Presumably (because this is physics) $$g$$ is analytic in a neighborhood of the origin, so we can Taylor expand.

I think the really important part in deriving this equation for $$r$$ is the fact that the contribution from the first-order derivative term in $$g$$ is zero. Just underneath equation (10), they assume that the frequency distribution is an even function, i.e. $$g(\omega) = g(-\omega)$$. This implies that $$g'(0) = 0$$ and for that matter all the odd-order derivatives of $$g$$ are zero as well. You could also observe that $$\cos^2\theta\cdot\sin\theta$$ is an odd function, so even if $$g'(0)$$ were non-zero, that term would integrate to zero anyway.

If we Taylor expand to second order in $$Kr$$ we get:

\begin{align} 1 & = K\int_{-\pi/2}^{+\pi/2}\cos^2\theta\cdot g(Kr\sin\theta)d\theta \\ & = K\int_{-\pi/2}^{+\pi/2}\cos^2\theta\left(g(0) + \frac{g''(0)}{2}K^2r^2\sin^2\theta + \mathscr{O}(K^4r^4)\right)d\theta \end{align}

Do you see where to go from here?

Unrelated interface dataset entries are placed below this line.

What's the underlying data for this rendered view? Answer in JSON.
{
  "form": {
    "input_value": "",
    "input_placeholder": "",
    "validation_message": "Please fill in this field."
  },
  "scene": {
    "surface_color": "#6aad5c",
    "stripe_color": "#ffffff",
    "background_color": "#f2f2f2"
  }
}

• Yes that's great, thanks. Maybe they should say find a power series for $g$ in $K r \sin(\theta)$. Then you can write $K_c = 2/(\pi g(0))$ and rearrange, having integrated term by term.
– apg
Oct 21, 2022 at 17:00